■ DIRECTIONS FOR THIS TASK
Without changing a single word, set down all of the records.

-- RECORDS PROVIDED follows --

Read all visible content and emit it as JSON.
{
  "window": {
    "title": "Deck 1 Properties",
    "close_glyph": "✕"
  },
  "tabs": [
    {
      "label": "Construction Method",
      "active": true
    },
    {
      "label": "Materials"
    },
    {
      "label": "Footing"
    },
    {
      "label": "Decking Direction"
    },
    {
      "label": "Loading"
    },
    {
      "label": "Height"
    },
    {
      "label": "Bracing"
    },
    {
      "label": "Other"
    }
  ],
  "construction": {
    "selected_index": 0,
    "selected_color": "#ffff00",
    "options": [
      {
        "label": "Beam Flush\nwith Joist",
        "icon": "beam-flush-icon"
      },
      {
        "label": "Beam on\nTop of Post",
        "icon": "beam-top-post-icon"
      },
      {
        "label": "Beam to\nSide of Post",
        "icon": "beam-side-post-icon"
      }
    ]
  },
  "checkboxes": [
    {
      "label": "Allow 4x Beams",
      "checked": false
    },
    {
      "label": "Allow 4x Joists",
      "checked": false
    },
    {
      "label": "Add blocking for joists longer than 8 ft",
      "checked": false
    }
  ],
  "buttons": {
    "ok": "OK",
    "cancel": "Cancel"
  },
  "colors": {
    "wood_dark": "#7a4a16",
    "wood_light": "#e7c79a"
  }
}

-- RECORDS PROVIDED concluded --

■ TASK OUTPUT
Read all visible content and emit it as JSON.
{
  "window": {
    "title": "Deck 1 Properties",
    "close_glyph": "✕"
  },
  "tabs": [
    {
      "label": "Construction Method",
      "active": true
    },
    {
      "label": "Materials"
    },
    {
      "label": "Footing"
    },
    {
      "label": "Decking Direction"
    },
    {
      "label": "Loading"
    },
    {
      "label": "Height"
    },
    {
      "label": "Bracing"
    },
    {
      "label": "Other"
    }
  ],
  "construction": {
    "selected_index": 0,
    "selected_color": "#ffff00",
    "options": [
      {
        "label": "Beam Flush\nwith Joist",
        "icon": "beam-flush-icon"
      },
      {
        "label": "Beam on\nTop of Post",
        "icon": "beam-top-post-icon"
      },
      {
        "label": "Beam to\nSide of Post",
        "icon": "beam-side-post-icon"
      }
    ]
  },
  "checkboxes": [
    {
      "label": "Allow 4x Beams",
      "checked": false
    },
    {
      "label": "Allow 4x Joists",
      "checked": false
    },
    {
      "label": "Add blocking for joists longer than 8 ft",
      "checked": false
    }
  ],
  "buttons": {
    "ok": "OK",
    "cancel": "Cancel"
  },
  "colors": {
    "wood_dark": "#7a4a16",
    "wood_light": "#e7c79a"
  }
}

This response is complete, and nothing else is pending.